TASK DESCRIPTION: While reading through the material below, copy each line that holds the word "Export".

┄┄┄┄┄┄

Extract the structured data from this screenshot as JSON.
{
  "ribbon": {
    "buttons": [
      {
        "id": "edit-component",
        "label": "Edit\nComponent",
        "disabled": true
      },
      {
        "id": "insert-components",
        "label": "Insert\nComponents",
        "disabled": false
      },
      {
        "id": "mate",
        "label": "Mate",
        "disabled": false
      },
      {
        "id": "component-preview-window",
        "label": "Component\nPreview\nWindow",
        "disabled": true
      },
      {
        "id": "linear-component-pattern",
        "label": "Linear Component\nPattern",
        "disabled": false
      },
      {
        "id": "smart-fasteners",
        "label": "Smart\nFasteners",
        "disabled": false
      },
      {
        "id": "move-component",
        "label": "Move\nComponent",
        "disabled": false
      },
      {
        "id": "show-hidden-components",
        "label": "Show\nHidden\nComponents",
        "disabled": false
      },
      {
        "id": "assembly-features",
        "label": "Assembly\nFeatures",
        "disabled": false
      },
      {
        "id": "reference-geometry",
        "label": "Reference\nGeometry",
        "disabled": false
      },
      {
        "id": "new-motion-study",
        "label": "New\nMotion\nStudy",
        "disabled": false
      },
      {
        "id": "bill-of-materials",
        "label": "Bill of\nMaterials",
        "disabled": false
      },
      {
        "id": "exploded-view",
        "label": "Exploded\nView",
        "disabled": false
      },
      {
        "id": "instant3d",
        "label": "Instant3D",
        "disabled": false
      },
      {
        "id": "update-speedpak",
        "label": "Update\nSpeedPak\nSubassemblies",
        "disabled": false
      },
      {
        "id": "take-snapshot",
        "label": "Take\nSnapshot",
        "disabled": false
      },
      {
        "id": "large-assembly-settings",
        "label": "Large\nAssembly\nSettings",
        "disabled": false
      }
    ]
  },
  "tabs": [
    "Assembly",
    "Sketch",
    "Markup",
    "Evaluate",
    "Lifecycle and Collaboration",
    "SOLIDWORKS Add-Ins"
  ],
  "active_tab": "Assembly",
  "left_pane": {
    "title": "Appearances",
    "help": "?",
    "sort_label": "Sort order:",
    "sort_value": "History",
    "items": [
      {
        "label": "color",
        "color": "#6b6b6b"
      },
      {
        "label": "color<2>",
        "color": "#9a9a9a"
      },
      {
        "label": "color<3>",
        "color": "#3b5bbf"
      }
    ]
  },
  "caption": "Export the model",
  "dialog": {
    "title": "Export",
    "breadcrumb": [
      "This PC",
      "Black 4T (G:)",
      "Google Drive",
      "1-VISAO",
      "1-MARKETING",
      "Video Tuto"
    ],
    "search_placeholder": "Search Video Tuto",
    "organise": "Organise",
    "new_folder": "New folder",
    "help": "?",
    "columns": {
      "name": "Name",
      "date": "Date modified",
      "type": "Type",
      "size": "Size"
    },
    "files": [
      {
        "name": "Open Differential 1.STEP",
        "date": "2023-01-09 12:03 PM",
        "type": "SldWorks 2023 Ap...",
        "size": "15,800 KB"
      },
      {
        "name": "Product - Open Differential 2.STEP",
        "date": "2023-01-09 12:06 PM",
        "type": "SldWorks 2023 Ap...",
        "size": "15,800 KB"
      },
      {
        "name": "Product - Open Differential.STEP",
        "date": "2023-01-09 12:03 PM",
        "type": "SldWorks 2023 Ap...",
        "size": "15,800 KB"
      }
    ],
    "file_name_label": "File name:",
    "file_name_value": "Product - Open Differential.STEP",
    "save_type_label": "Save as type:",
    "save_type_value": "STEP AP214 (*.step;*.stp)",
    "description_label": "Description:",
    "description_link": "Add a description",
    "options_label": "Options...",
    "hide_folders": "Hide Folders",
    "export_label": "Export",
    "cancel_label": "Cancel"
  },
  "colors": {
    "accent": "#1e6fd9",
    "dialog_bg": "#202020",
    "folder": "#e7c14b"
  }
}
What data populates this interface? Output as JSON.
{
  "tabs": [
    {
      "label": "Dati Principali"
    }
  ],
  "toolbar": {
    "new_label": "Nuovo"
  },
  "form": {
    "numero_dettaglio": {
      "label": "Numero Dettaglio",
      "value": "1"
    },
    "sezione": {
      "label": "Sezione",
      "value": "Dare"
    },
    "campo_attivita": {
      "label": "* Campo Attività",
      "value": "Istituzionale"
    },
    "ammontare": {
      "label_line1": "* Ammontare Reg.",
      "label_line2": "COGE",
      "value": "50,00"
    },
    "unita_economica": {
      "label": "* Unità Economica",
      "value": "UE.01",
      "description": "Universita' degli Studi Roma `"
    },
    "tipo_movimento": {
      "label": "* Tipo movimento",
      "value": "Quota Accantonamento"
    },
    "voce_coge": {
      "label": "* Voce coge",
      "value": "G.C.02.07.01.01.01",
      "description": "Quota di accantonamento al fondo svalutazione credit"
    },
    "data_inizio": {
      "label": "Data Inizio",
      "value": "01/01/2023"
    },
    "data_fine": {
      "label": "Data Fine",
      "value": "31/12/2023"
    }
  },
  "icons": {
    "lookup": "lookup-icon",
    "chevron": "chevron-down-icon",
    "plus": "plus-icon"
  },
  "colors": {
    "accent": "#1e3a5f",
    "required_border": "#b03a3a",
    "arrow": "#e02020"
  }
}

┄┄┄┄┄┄

EXERCISE RESULT:
  "caption": "Export the model",
    "title": "Export",
    "export_label": "Export",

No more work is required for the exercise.